# Instructions to follow
Repeat the whole listing, keeping each line as it is.

Extracted information below:

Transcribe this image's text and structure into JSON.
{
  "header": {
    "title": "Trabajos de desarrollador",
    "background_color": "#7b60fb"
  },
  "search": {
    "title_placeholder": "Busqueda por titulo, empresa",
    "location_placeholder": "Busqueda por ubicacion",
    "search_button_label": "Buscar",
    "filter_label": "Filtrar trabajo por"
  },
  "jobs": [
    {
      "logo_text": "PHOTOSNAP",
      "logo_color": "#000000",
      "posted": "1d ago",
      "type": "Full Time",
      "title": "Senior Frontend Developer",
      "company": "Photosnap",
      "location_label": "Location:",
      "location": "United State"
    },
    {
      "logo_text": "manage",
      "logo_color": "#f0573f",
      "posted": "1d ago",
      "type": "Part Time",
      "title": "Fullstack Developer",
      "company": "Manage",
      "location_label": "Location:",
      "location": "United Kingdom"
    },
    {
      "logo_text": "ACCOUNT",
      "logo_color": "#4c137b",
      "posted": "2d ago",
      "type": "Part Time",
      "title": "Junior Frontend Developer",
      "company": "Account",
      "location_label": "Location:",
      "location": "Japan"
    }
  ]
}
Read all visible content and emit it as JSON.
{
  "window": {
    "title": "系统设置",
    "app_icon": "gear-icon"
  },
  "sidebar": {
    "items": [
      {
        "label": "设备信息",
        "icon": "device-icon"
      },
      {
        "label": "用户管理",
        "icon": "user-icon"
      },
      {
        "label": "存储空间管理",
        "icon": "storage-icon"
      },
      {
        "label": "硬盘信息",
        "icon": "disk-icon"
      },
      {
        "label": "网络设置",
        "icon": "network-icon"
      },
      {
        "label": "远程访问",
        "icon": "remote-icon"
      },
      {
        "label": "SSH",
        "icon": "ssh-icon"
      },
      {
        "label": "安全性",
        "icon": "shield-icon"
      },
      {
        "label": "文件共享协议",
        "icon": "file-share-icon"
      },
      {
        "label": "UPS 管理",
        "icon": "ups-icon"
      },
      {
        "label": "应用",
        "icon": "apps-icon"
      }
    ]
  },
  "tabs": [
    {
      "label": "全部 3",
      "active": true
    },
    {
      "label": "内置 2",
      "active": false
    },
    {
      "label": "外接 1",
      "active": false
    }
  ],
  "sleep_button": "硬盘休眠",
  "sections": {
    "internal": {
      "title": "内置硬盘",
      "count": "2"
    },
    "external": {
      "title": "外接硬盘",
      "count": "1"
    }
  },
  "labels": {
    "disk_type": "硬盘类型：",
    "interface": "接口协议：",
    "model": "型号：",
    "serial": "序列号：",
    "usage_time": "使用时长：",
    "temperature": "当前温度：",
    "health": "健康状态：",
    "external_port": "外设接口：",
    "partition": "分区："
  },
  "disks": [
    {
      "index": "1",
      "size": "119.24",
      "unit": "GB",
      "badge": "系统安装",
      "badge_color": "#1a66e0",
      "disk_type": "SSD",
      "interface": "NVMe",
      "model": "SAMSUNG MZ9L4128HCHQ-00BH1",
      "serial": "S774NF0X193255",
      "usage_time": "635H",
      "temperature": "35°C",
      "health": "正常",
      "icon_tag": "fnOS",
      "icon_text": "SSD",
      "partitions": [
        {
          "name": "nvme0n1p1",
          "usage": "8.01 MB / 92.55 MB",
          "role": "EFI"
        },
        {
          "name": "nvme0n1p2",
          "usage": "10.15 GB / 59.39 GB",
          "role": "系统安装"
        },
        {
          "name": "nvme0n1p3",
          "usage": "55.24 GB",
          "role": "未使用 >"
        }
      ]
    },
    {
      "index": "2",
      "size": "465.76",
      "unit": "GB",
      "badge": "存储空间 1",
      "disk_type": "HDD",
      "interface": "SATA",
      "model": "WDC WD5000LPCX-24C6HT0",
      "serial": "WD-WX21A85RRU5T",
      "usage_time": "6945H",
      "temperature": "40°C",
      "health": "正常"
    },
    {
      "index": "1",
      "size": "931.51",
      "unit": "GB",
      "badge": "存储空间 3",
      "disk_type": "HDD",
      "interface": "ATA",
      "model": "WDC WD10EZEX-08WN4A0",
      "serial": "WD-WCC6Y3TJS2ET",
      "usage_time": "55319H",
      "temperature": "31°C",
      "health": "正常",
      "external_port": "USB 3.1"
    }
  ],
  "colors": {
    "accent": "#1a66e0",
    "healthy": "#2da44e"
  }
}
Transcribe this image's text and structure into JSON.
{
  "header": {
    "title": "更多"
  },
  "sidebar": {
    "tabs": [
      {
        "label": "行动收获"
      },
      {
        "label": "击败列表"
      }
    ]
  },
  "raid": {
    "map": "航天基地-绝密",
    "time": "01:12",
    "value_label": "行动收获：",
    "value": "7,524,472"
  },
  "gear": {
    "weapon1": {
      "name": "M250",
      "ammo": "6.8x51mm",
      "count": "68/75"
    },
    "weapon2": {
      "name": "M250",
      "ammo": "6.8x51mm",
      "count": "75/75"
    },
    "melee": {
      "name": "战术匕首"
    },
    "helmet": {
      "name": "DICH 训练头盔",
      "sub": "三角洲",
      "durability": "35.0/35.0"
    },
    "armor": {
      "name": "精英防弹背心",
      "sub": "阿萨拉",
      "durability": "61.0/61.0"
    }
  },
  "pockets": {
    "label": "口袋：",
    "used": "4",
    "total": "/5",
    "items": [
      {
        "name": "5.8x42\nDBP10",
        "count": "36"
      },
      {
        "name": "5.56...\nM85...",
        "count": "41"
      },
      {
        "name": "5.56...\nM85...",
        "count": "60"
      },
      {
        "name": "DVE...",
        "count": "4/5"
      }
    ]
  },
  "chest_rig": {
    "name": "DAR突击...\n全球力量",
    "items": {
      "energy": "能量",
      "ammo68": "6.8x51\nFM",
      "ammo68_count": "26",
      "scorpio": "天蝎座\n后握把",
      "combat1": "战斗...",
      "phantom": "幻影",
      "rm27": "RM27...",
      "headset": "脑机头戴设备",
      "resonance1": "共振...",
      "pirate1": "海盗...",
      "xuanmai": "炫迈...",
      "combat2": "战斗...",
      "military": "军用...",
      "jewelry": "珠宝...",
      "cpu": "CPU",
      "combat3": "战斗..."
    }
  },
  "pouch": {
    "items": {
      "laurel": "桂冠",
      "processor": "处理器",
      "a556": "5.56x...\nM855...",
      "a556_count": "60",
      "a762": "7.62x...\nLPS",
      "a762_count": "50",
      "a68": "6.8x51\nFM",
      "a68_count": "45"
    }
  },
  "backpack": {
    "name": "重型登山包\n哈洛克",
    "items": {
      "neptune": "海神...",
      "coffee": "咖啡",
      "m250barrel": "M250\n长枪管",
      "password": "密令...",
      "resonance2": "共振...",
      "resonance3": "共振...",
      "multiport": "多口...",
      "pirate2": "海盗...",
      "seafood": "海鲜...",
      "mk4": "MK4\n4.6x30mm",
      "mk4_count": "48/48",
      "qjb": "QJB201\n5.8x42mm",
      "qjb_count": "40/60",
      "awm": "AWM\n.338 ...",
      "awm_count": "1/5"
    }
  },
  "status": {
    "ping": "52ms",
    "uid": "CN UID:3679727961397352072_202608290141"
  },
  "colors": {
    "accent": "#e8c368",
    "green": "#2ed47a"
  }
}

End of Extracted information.

# Result for this exercise
Transcribe this image's text and structure into JSON.
{
  "header": {
    "title": "Trabajos de desarrollador",
    "background_color": "#7b60fb"
  },
  "search": {
    "title_placeholder": "Busqueda por titulo, empresa",
    "location_placeholder": "Busqueda por ubicacion",
    "search_button_label": "Buscar",
    "filter_label": "Filtrar trabajo por"
  },
  "jobs": [
    {
      "logo_text": "PHOTOSNAP",
      "logo_color": "#000000",
      "posted": "1d ago",
      "type": "Full Time",
      "title": "Senior Frontend Developer",
      "company": "Photosnap",
      "location_label": "Location:",
      "location": "United State"
    },
    {
      "logo_text": "manage",
      "logo_color": "#f0573f",
      "posted": "1d ago",
      "type": "Part Time",
      "title": "Fullstack Developer",
      "company": "Manage",
      "location_label": "Location:",
      "location": "United Kingdom"
    },
    {
      "logo_text": "ACCOUNT",
      "logo_color": "#4c137b",
      "posted": "2d ago",
      "type": "Part Time",
      "title": "Junior Frontend Developer",
      "company": "Account",
      "location_label": "Location:",
      "location": "Japan"
    }
  ]
}
Read all visible content and emit it as JSON.
{
  "window": {
    "title": "系统设置",
    "app_icon": "gear-icon"
  },
  "sidebar": {
    "items": [
      {
        "label": "设备信息",
        "icon": "device-icon"
      },
      {
        "label": "用户管理",
        "icon": "user-icon"
      },
      {
        "label": "存储空间管理",
        "icon": "storage-icon"
      },
      {
        "label": "硬盘信息",
        "icon": "disk-icon"
      },
      {
        "label": "网络设置",
        "icon": "network-icon"
      },
      {
        "label": "远程访问",
        "icon": "remote-icon"
      },
      {
        "label": "SSH",
        "icon": "ssh-icon"
      },
      {
        "label": "安全性",
        "icon": "shield-icon"
      },
      {
        "label": "文件共享协议",
        "icon": "file-share-icon"
      },
      {
        "label": "UPS 管理",
        "icon": "ups-icon"
      },
      {
        "label": "应用",
        "icon": "apps-icon"
      }
    ]
  },
  "tabs": [
    {
      "label": "全部 3",
      "active": true
    },
    {
      "label": "内置 2",
      "active": false
    },
    {
      "label": "外接 1",
      "active": false
    }
  ],
  "sleep_button": "硬盘休眠",
  "sections": {
    "internal": {
      "title": "内置硬盘",
      "count": "2"
    },
    "external": {
      "title": "外接硬盘",
      "count": "1"
    }
  },
  "labels": {
    "disk_type": "硬盘类型：",
    "interface": "接口协议：",
    "model": "型号：",
    "serial": "序列号：",
    "usage_time": "使用时长：",
    "temperature": "当前温度：",
    "health": "健康状态：",
    "external_port": "外设接口：",
    "partition": "分区："
  },
  "disks": [
    {
      "index": "1",
      "size": "119.24",
      "unit": "GB",
      "badge": "系统安装",
      "badge_color": "#1a66e0",
      "disk_type": "SSD",
      "interface": "NVMe",
      "model": "SAMSUNG MZ9L4128HCHQ-00BH1",
      "serial": "S774NF0X193255",
      "usage_time": "635H",
      "temperature": "35°C",
      "health": "正常",
      "icon_tag": "fnOS",
      "icon_text": "SSD",
      "partitions": [
        {
          "name": "nvme0n1p1",
          "usage": "8.01 MB / 92.55 MB",
          "role": "EFI"
        },
        {
          "name": "nvme0n1p2",
          "usage": "10.15 GB / 59.39 GB",
          "role": "系统安装"
        },
        {
          "name": "nvme0n1p3",
          "usage": "55.24 GB",
          "role": "未使用 >"
        }
      ]
    },
    {
      "index": "2",
      "size": "465.76",
      "unit": "GB",
      "badge": "存储空间 1",
      "disk_type": "HDD",
      "interface": "SATA",
      "model": "WDC WD5000LPCX-24C6HT0",
      "serial": "WD-WX21A85RRU5T",
      "usage_time": "6945H",
      "temperature": "40°C",
      "health": "正常"
    },
    {
      "index": "1",
      "size": "931.51",
      "unit": "GB",
      "badge": "存储空间 3",
      "disk_type": "HDD",
      "interface": "ATA",
      "model": "WDC WD10EZEX-08WN4A0",
      "serial": "WD-WCC6Y3TJS2ET",
      "usage_time": "55319H",
      "temperature": "31°C",
      "health": "正常",
      "external_port": "USB 3.1"
    }
  ],
  "colors": {
    "accent": "#1a66e0",
    "healthy": "#2da44e"
  }
}
Transcribe this image's text and structure into JSON.
{
  "header": {
    "title": "更多"
  },
  "sidebar": {
    "tabs": [
      {
        "label": "行动收获"
      },
      {
        "label": "击败列表"
      }
    ]
  },
  "raid": {
    "map": "航天基地-绝密",
    "time": "01:12",
    "value_label": "行动收获：",
    "value": "7,524,472"
  },
  "gear": {
    "weapon1": {
      "name": "M250",
      "ammo": "6.8x51mm",
      "count": "68/75"
    },
    "weapon2": {
      "name": "M250",
      "ammo": "6.8x51mm",
      "count": "75/75"
    },
    "melee": {
      "name": "战术匕首"
    },
    "helmet": {
      "name": "DICH 训练头盔",
      "sub": "三角洲",
      "durability": "35.0/35.0"
    },
    "armor": {
      "name": "精英防弹背心",
      "sub": "阿萨拉",
      "durability": "61.0/61.0"
    }
  },
  "pockets": {
    "label": "口袋：",
    "used": "4",
    "total": "/5",
    "items": [
      {
        "name": "5.8x42\nDBP10",
        "count": "36"
      },
      {
        "name": "5.56...\nM85...",
        "count": "41"
      },
      {
        "name": "5.56...\nM85...",
        "count": "60"
      },
      {
        "name": "DVE...",
        "count": "4/5"
      }
    ]
  },
  "chest_rig": {
    "name": "DAR突击...\n全球力量",
    "items": {
      "energy": "能量",
      "ammo68": "6.8x51\nFM",
      "ammo68_count": "26",
      "scorpio": "天蝎座\n后握把",
      "combat1": "战斗...",
      "phantom": "幻影",
      "rm27": "RM27...",
      "headset": "脑机头戴设备",
      "resonance1": "共振...",
      "pirate1": "海盗...",
      "xuanmai": "炫迈...",
      "combat2": "战斗...",
      "military": "军用...",
      "jewelry": "珠宝...",
      "cpu": "CPU",
      "combat3": "战斗..."
    }
  },
  "pouch": {
    "items": {
      "laurel": "桂冠",
      "processor": "处理器",
      "a556": "5.56x...\nM855...",
      "a556_count": "60",
      "a762": "7.62x...\nLPS",
      "a762_count": "50",
      "a68": "6.8x51\nFM",
      "a68_count": "45"
    }
  },
  "backpack": {
    "name": "重型登山包\n哈洛克",
    "items": {
      "neptune": "海神...",
      "coffee": "咖啡",
      "m250barrel": "M250\n长枪管",
      "password": "密令...",
      "resonance2": "共振...",
      "resonance3": "共振...",
      "multiport": "多口...",
      "pirate2": "海盗...",
      "seafood": "海鲜...",
      "mk4": "MK4\n4.6x30mm",
      "mk4_count": "48/48",
      "qjb": "QJB201\n5.8x42mm",
      "qjb_count": "40/60",
      "awm": "AWM\n.338 ...",
      "awm_count": "1/5"
    }
  },
  "status": {
    "ping": "52ms",
    "uid": "CN UID:3679727961397352072_202608290141"
  },
  "colors": {
    "accent": "#e8c368",
    "green": "#2ed47a"
  }
}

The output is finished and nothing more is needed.